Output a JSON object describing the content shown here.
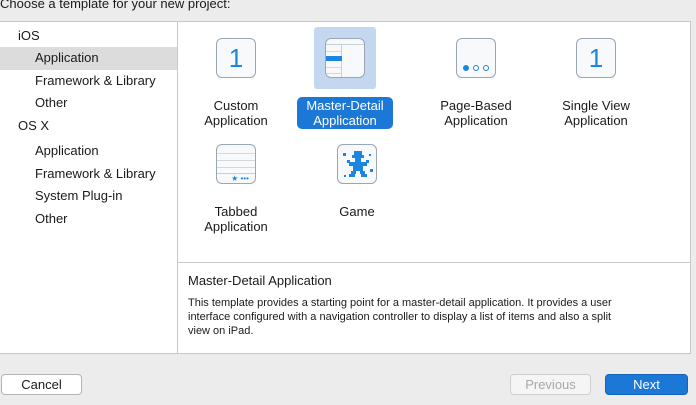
{
  "header": {
    "title": "Choose a template for your new project:"
  },
  "sidebar": {
    "groups": [
      {
        "label": "iOS",
        "items": [
          "Application",
          "Framework & Library",
          "Other"
        ]
      },
      {
        "label": "OS X",
        "items": [
          "Application",
          "Framework & Library",
          "System Plug-in",
          "Other"
        ]
      }
    ],
    "selected": "iOS / Application"
  },
  "templates": [
    {
      "line1": "Custom",
      "line2": "Application",
      "icon": "number-one-icon",
      "glyph": "1"
    },
    {
      "line1": "Master-Detail",
      "line2": "Application",
      "icon": "master-detail-icon",
      "selected": true
    },
    {
      "line1": "Page-Based",
      "line2": "Application",
      "icon": "page-based-icon"
    },
    {
      "line1": "Single View",
      "line2": "Application",
      "icon": "number-one-icon",
      "glyph": "1"
    },
    {
      "line1": "Tabbed",
      "line2": "Application",
      "icon": "tabbed-icon",
      "tab_glyph": "★ •••"
    },
    {
      "line1": "Game",
      "line2": "",
      "icon": "game-icon"
    }
  ],
  "description": {
    "title": "Master-Detail Application",
    "body": "This template provides a starting point for a master-detail application. It provides a user interface configured with a navigation controller to display a list of items and also a split view on iPad."
  },
  "buttons": {
    "cancel": "Cancel",
    "previous": "Previous",
    "next": "Next"
  },
  "colors": {
    "accent": "#1c78d6",
    "selection_bg": "#c3d8f0",
    "icon_blue": "#1b86e2"
  }
}
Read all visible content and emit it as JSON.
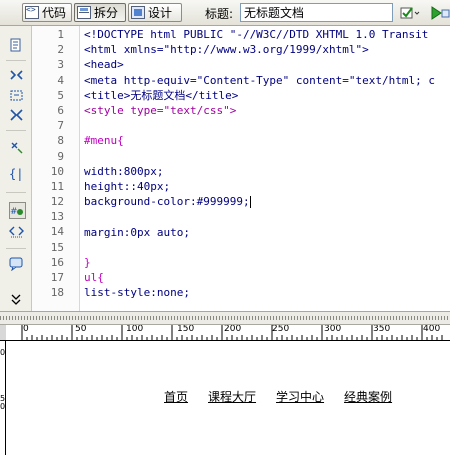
{
  "toolbar": {
    "view_buttons": [
      {
        "label": "代码",
        "icon": "code-view-icon"
      },
      {
        "label": "拆分",
        "icon": "split-view-icon"
      },
      {
        "label": "设计",
        "icon": "design-view-icon"
      }
    ],
    "active_view": "拆分",
    "title_label": "标题:",
    "title_value": "无标题文档",
    "icons": [
      "browser-check-icon",
      "preview-icon"
    ]
  },
  "left_rail": {
    "icons": [
      "open-document-icon",
      "expand-all-icon",
      "select-parent-tag-icon",
      "balance-braces-icon",
      "line-numbers-icon",
      "highlight-invalid-icon",
      "syntax-coloring-icon",
      "wrap-tag-icon",
      "recent-snippets-icon",
      "more-icon"
    ]
  },
  "code": {
    "line_numbers": [
      "1",
      "2",
      "3",
      "4",
      "5",
      "6",
      "7",
      "8",
      "9",
      "10",
      "11",
      "12",
      "13",
      "14",
      "15",
      "16",
      "17",
      "18"
    ],
    "lines": [
      "<!DOCTYPE html PUBLIC \"-//W3C//DTD XHTML 1.0 Transit",
      "<html xmlns=\"http://www.w3.org/1999/xhtml\">",
      "<head>",
      "<meta http-equiv=\"Content-Type\" content=\"text/html; c",
      "<title>无标题文档</title>",
      "<style type=\"text/css\">",
      "",
      "#menu{",
      "",
      "width:800px;",
      "height::40px;",
      "background-color:#999999;",
      "",
      "margin:0px auto;",
      "",
      "}",
      "ul{",
      "list-style:none;"
    ]
  },
  "ruler": {
    "h_labels": [
      "0",
      "50",
      "100",
      "150",
      "200",
      "250",
      "300",
      "350",
      "400"
    ],
    "v_labels": [
      "0",
      "5",
      "0"
    ]
  },
  "design": {
    "menu_items": [
      "首页",
      "课程大厅",
      "学习中心",
      "经典案例"
    ]
  },
  "colors": {
    "toolbar_bg": "#e4e2d8",
    "tag": "#000080",
    "css_selector": "#c000c0",
    "css_value": "#0000cc"
  }
}
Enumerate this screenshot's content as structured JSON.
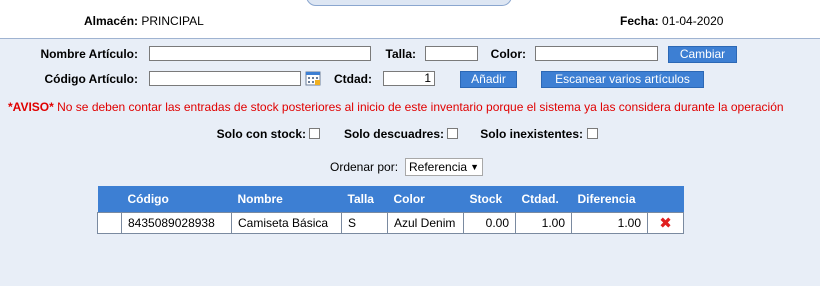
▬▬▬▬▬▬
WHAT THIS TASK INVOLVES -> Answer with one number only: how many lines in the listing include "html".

EXERCISE RESPONSE -> 3